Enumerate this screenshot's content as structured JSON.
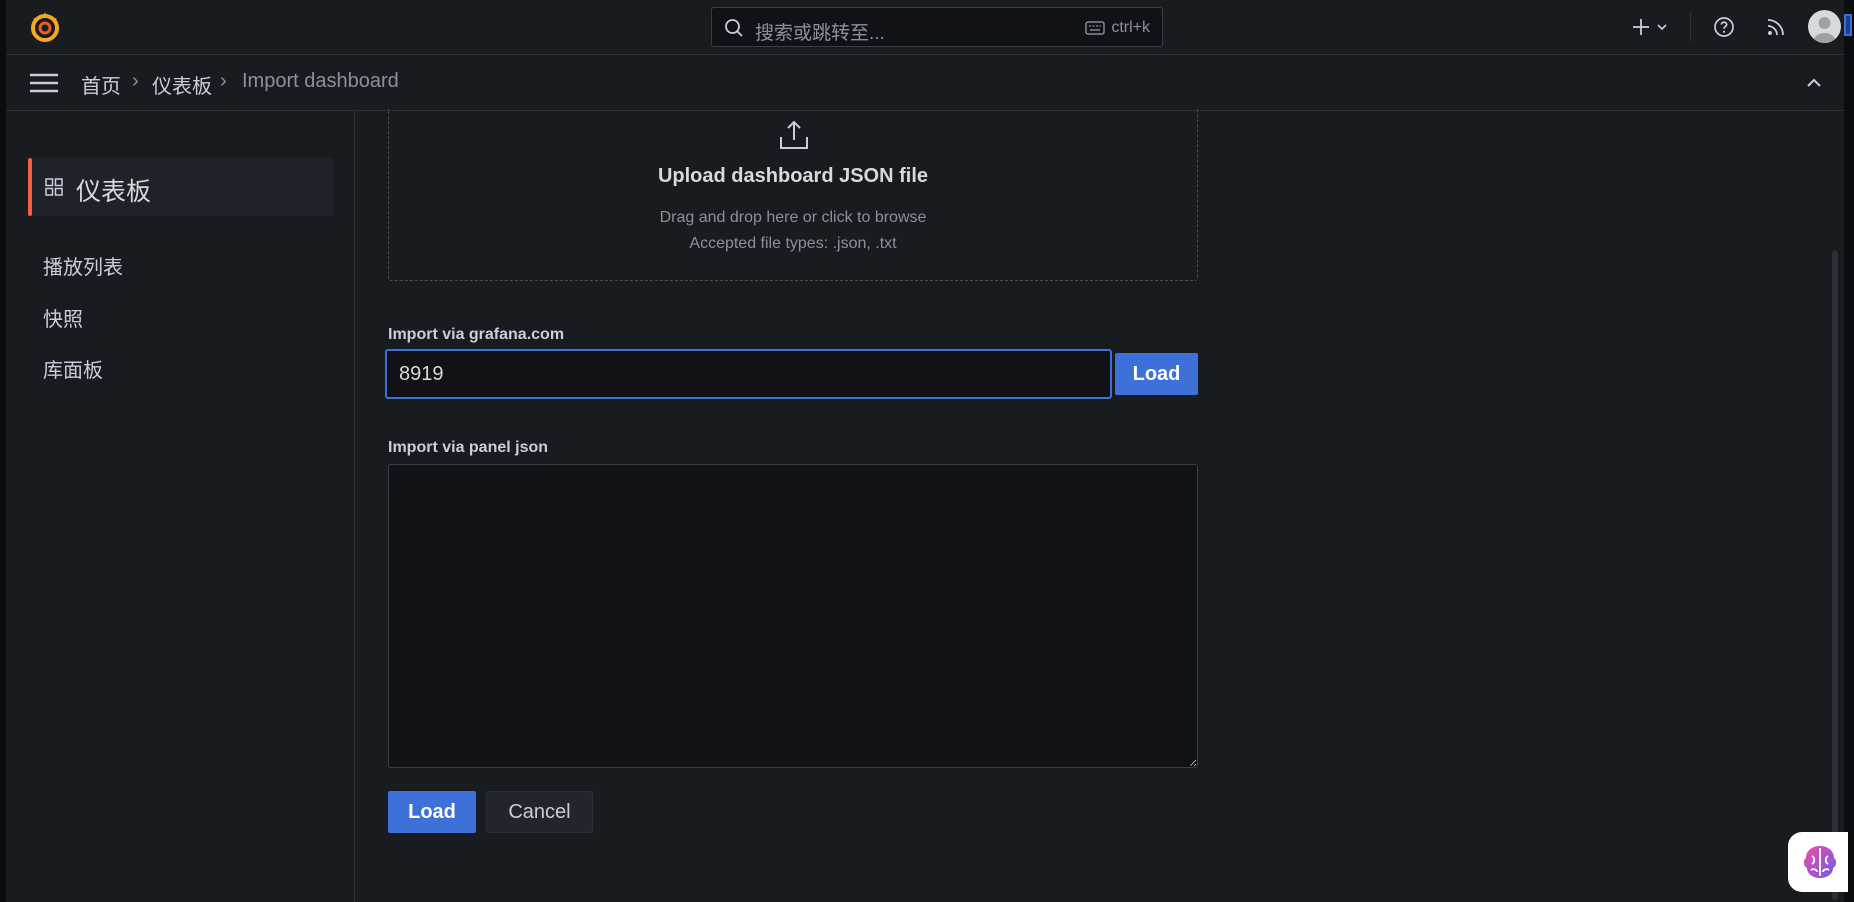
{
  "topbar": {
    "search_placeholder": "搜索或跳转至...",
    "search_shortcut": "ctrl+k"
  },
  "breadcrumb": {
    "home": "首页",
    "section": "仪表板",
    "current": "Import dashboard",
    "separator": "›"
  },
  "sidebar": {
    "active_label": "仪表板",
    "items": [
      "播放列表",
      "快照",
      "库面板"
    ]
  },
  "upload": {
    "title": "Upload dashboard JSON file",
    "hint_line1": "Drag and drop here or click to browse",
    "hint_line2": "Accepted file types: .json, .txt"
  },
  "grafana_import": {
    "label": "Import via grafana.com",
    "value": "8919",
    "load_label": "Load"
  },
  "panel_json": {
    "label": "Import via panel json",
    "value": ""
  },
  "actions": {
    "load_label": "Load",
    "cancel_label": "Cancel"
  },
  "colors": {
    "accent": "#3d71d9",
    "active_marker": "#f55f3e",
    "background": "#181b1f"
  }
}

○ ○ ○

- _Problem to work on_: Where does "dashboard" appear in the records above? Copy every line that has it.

- _Answer to this task_:
    "current": "Import dashboard",
    "title": "Upload dashboard JSON file",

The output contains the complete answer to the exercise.